[[ The data open ]]

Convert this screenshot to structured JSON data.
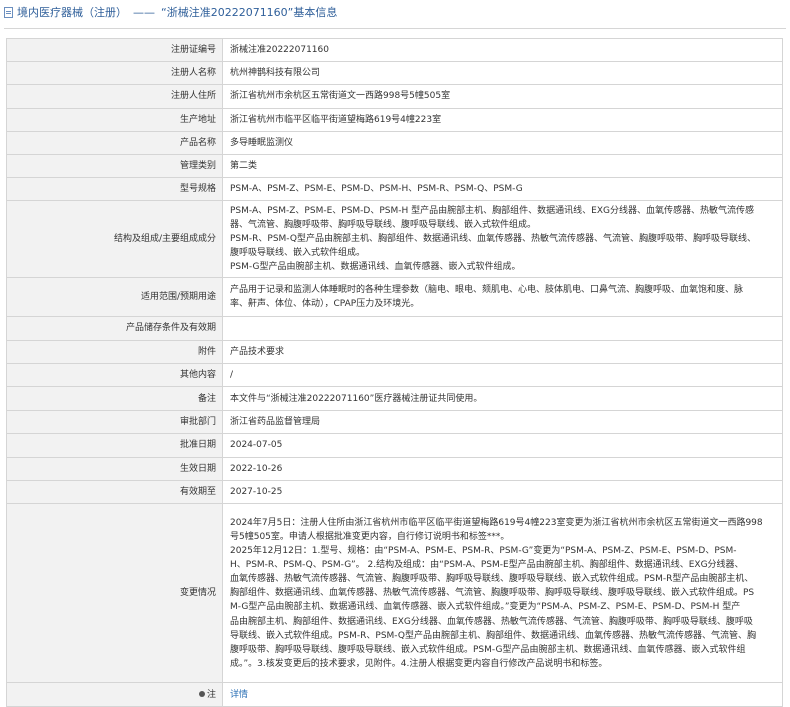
{
  "header": {
    "title_left": "境内医疗器械（注册）",
    "separator": "——",
    "title_right": "“浙械注准20222071160”基本信息"
  },
  "rows": {
    "reg_no": {
      "label": "注册证编号",
      "value": "浙械注准20222071160"
    },
    "registrant": {
      "label": "注册人名称",
      "value": "杭州神鹊科技有限公司"
    },
    "registrant_addr": {
      "label": "注册人住所",
      "value": "浙江省杭州市余杭区五常街道文一西路998号5幢505室"
    },
    "prod_addr": {
      "label": "生产地址",
      "value": "浙江省杭州市临平区临平街道望梅路619号4幢223室"
    },
    "product_name": {
      "label": "产品名称",
      "value": "多导睡眠监测仪"
    },
    "mgmt_class": {
      "label": "管理类别",
      "value": "第二类"
    },
    "models": {
      "label": "型号规格",
      "value": "PSM-A、PSM-Z、PSM-E、PSM-D、PSM-H、PSM-R、PSM-Q、PSM-G"
    },
    "structure": {
      "label": "结构及组成/主要组成成分",
      "lines": [
        "PSM-A、PSM-Z、PSM-E、PSM-D、PSM-H 型产品由腕部主机、胸部组件、数据通讯线、EXG分线器、血氧传感器、热敏气流传感",
        "器、气流管、胸腹呼吸带、胸呼吸导联线、腹呼吸导联线、嵌入式软件组成。",
        "PSM-R、PSM-Q型产品由腕部主机、胸部组件、数据通讯线、血氧传感器、热敏气流传感器、气流管、胸腹呼吸带、胸呼吸导联线、",
        "腹呼吸导联线、嵌入式软件组成。",
        "PSM-G型产品由腕部主机、数据通讯线、血氧传感器、嵌入式软件组成。"
      ]
    },
    "usage": {
      "label": "适用范围/预期用途",
      "lines": [
        "产品用于记录和监测人体睡眠时的各种生理参数（脑电、眼电、颏肌电、心电、肢体肌电、口鼻气流、胸腹呼吸、血氧饱和度、脉",
        "率、鼾声、体位、体动），CPAP压力及环境光。"
      ]
    },
    "storage": {
      "label": "产品储存条件及有效期",
      "value": ""
    },
    "attachment": {
      "label": "附件",
      "value": "产品技术要求"
    },
    "other": {
      "label": "其他内容",
      "value": "/"
    },
    "remark": {
      "label": "备注",
      "value": "本文件与“浙械注准20222071160”医疗器械注册证共同使用。"
    },
    "authority": {
      "label": "审批部门",
      "value": "浙江省药品监督管理局"
    },
    "approve_date": {
      "label": "批准日期",
      "value": "2024-07-05"
    },
    "effective_date": {
      "label": "生效日期",
      "value": "2022-10-26"
    },
    "expire_date": {
      "label": "有效期至",
      "value": "2027-10-25"
    },
    "changes": {
      "label": "变更情况",
      "lines": [
        "2024年7月5日：注册人住所由浙江省杭州市临平区临平街道望梅路619号4幢223室变更为浙江省杭州市余杭区五常街道文一西路998",
        "号5幢505室。申请人根据批准变更内容，自行修订说明书和标签***。",
        "2025年12月12日：1.型号、规格：由“PSM-A、PSM-E、PSM-R、PSM-G”变更为“PSM-A、PSM-Z、PSM-E、PSM-D、PSM-",
        "H、PSM-R、PSM-Q、PSM-G”。 2.结构及组成：由“PSM-A、PSM-E型产品由腕部主机、胸部组件、数据通讯线、EXG分线器、",
        "血氧传感器、热敏气流传感器、气流管、胸腹呼吸带、胸呼吸导联线、腹呼吸导联线、嵌入式软件组成。PSM-R型产品由腕部主机、",
        "胸部组件、数据通讯线、血氧传感器、热敏气流传感器、气流管、胸腹呼吸带、胸呼吸导联线、腹呼吸导联线、嵌入式软件组成。PS",
        "M-G型产品由腕部主机、数据通讯线、血氧传感器、嵌入式软件组成。”变更为“PSM-A、PSM-Z、PSM-E、PSM-D、PSM-H 型产",
        "品由腕部主机、胸部组件、数据通讯线、EXG分线器、血氧传感器、热敏气流传感器、气流管、胸腹呼吸带、胸呼吸导联线、腹呼吸",
        "导联线、嵌入式软件组成。PSM-R、PSM-Q型产品由腕部主机、胸部组件、数据通讯线、血氧传感器、热敏气流传感器、气流管、胸",
        "腹呼吸带、胸呼吸导联线、腹呼吸导联线、嵌入式软件组成。PSM-G型产品由腕部主机、数据通讯线、血氧传感器、嵌入式软件组",
        "成。”。3.核发变更后的技术要求，见附件。4.注册人根据变更内容自行修改产品说明书和标签。"
      ]
    },
    "note": {
      "label": "注",
      "link": "详情"
    }
  }
}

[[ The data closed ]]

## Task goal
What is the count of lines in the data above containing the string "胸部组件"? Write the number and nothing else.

## Result of the exercise
6